Dataset excerpts

((

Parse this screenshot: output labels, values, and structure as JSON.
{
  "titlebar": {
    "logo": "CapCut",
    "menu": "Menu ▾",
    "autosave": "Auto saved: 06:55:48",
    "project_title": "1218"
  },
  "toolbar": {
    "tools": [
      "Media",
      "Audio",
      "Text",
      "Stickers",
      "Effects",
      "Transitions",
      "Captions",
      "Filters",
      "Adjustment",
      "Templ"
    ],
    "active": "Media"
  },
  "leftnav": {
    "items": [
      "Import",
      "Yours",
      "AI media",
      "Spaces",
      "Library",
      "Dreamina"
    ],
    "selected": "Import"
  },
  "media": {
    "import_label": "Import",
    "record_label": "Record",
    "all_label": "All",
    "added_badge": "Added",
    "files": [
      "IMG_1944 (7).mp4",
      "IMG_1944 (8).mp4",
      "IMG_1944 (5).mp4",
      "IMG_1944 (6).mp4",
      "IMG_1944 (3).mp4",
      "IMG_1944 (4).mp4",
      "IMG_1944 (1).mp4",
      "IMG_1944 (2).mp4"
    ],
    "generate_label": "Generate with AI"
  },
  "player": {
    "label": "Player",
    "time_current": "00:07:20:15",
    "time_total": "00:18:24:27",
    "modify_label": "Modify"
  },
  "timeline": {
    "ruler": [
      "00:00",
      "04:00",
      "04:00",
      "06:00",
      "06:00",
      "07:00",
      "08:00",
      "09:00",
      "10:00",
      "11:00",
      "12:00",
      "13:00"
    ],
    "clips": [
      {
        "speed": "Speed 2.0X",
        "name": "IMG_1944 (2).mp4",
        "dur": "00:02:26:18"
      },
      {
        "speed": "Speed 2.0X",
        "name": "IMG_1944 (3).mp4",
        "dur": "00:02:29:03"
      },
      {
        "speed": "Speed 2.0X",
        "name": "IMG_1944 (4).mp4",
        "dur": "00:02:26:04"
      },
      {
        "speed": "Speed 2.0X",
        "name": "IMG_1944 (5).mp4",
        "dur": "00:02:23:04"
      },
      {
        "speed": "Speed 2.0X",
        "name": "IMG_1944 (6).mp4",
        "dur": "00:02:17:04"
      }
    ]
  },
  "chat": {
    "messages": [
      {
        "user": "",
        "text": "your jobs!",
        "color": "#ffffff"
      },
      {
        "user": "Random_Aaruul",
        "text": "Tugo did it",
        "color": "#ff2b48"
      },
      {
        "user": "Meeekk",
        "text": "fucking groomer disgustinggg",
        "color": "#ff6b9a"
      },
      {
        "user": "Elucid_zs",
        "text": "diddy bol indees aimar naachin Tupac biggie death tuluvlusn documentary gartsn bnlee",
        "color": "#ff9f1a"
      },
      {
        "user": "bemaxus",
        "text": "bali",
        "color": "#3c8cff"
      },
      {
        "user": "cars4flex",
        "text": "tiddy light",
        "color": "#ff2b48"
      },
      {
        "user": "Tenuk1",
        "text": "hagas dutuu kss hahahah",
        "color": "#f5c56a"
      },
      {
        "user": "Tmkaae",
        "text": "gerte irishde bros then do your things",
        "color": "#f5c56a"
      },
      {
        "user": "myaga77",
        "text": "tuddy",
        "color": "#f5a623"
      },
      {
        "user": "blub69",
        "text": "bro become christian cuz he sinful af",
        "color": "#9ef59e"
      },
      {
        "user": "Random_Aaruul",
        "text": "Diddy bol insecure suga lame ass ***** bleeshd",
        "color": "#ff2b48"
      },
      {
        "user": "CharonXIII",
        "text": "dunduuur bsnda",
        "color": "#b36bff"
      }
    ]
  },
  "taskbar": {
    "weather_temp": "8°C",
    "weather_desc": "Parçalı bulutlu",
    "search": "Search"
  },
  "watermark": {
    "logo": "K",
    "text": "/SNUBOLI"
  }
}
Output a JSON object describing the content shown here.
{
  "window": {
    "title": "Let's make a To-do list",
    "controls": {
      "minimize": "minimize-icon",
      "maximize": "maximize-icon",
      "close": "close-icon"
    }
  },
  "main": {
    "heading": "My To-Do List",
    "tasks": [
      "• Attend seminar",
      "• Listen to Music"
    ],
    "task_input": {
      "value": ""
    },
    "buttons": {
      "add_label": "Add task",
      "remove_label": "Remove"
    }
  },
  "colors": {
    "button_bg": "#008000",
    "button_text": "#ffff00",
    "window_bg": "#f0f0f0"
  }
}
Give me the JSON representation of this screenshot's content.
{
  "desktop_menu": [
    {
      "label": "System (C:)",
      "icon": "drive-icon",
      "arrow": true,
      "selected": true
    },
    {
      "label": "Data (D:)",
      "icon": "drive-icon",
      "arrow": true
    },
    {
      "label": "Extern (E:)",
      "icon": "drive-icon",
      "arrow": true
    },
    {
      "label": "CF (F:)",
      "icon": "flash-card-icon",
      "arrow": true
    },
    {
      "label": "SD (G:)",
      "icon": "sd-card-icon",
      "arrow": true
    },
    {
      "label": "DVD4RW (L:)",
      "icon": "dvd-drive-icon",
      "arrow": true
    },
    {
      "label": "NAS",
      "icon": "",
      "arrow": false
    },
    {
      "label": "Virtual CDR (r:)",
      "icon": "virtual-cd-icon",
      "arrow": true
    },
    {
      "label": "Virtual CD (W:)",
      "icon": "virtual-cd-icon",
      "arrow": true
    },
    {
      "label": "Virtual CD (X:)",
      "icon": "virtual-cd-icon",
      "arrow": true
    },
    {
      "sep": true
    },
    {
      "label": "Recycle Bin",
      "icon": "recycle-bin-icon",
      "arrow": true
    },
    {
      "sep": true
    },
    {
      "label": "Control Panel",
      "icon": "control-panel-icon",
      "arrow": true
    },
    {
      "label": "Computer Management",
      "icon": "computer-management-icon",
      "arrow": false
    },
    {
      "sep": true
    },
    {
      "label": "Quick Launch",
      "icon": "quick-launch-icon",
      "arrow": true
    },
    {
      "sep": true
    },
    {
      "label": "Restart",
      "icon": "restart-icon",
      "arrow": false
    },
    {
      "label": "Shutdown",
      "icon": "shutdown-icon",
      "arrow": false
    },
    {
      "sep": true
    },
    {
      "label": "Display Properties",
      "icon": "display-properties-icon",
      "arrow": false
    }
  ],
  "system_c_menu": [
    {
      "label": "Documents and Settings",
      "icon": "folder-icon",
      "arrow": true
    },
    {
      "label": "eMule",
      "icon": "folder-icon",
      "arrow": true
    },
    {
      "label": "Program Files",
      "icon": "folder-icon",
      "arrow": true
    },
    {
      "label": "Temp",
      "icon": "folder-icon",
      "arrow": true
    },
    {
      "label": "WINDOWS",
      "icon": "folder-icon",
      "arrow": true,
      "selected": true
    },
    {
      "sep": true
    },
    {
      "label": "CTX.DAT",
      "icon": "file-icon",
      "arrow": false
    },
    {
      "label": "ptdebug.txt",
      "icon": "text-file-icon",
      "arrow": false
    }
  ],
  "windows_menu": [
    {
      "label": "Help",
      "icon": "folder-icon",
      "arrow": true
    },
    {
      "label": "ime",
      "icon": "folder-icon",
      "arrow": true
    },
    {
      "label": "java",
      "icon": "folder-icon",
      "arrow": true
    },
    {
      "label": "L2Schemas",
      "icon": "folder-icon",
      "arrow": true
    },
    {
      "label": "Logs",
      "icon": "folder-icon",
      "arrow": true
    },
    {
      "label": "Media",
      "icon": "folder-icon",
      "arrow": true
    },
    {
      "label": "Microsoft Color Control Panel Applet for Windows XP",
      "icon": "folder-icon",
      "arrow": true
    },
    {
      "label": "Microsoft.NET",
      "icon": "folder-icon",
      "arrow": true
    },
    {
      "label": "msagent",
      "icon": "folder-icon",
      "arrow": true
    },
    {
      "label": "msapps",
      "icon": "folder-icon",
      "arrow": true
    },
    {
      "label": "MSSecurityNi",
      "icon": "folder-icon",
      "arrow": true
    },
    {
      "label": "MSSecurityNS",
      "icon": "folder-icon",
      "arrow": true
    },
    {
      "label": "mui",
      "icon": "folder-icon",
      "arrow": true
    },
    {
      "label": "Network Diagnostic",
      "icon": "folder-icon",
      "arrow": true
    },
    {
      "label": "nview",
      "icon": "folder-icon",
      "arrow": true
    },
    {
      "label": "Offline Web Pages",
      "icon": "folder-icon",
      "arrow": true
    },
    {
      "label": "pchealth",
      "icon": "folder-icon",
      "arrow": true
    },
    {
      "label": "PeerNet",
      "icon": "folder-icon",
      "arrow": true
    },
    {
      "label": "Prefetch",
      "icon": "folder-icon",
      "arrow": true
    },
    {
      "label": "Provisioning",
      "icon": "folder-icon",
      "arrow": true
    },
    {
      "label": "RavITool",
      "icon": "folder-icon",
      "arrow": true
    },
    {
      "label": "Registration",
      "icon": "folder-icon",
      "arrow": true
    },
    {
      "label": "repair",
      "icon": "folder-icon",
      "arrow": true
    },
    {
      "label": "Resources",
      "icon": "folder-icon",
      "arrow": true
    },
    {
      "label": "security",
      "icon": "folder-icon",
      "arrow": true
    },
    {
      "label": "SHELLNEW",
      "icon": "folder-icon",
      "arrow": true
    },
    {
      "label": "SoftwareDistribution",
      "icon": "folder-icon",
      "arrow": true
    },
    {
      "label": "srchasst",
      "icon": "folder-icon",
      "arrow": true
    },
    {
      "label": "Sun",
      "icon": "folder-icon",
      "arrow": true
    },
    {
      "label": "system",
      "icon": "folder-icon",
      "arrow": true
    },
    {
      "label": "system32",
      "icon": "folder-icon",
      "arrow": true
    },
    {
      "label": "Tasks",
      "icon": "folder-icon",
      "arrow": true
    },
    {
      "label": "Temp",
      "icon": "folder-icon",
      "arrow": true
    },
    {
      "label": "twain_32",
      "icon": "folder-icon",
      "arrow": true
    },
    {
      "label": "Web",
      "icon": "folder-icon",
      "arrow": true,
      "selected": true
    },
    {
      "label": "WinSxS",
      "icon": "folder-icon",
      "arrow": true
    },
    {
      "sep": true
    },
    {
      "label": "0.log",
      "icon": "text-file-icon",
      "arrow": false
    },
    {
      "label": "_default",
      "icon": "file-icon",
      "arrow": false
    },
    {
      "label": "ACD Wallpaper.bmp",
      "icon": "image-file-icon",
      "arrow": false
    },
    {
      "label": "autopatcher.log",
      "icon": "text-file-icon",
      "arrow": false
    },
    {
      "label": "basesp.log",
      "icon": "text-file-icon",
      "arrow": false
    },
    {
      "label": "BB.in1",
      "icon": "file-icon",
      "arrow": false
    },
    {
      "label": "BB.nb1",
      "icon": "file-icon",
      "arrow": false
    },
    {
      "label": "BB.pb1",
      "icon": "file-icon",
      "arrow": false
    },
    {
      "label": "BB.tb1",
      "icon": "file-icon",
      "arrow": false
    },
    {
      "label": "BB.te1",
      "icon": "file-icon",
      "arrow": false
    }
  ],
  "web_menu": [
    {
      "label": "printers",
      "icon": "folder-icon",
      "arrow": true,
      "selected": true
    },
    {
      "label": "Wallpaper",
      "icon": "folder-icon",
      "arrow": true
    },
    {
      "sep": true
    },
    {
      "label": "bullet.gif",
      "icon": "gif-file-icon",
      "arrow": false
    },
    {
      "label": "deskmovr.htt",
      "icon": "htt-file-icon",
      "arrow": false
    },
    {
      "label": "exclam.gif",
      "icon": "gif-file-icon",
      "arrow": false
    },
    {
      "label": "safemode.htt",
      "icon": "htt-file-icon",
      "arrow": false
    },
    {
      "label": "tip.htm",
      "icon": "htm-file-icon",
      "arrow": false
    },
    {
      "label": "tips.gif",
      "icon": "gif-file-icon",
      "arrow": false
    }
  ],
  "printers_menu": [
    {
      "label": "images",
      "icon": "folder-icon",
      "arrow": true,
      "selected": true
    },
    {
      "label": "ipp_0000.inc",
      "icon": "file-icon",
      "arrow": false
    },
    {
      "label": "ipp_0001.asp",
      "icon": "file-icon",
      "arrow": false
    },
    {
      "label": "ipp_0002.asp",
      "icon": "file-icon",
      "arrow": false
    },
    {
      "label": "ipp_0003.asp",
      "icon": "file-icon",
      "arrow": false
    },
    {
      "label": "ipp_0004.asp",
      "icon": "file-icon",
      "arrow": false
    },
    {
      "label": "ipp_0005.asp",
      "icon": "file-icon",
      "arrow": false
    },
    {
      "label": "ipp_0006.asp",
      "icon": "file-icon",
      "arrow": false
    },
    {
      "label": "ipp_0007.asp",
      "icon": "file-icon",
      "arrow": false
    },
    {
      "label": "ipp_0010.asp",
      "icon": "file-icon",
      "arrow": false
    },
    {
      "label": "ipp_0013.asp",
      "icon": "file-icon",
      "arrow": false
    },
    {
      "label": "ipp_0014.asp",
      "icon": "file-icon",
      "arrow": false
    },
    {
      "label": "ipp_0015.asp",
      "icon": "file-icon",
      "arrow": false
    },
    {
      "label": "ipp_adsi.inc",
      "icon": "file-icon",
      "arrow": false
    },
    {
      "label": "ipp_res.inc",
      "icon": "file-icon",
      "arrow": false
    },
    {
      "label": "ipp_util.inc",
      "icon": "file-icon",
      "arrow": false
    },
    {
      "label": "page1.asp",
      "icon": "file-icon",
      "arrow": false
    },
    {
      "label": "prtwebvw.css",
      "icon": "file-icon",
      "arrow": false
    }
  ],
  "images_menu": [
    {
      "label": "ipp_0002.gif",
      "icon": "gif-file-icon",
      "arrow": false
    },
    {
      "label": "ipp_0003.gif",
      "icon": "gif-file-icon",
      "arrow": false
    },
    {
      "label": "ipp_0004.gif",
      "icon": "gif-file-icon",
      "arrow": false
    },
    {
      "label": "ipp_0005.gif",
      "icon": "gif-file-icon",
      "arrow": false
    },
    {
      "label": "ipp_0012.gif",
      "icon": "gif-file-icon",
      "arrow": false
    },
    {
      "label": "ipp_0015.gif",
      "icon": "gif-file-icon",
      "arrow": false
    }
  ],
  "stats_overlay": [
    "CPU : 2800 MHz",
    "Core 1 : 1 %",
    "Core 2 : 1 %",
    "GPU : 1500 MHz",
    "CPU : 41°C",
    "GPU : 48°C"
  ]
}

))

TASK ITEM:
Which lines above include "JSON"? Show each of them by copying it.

REPLY TO THE TASK:
Parse this screenshot: output labels, values, and structure as JSON.
Output a JSON object describing the content shown here.
Give me the JSON representation of this screenshot's content.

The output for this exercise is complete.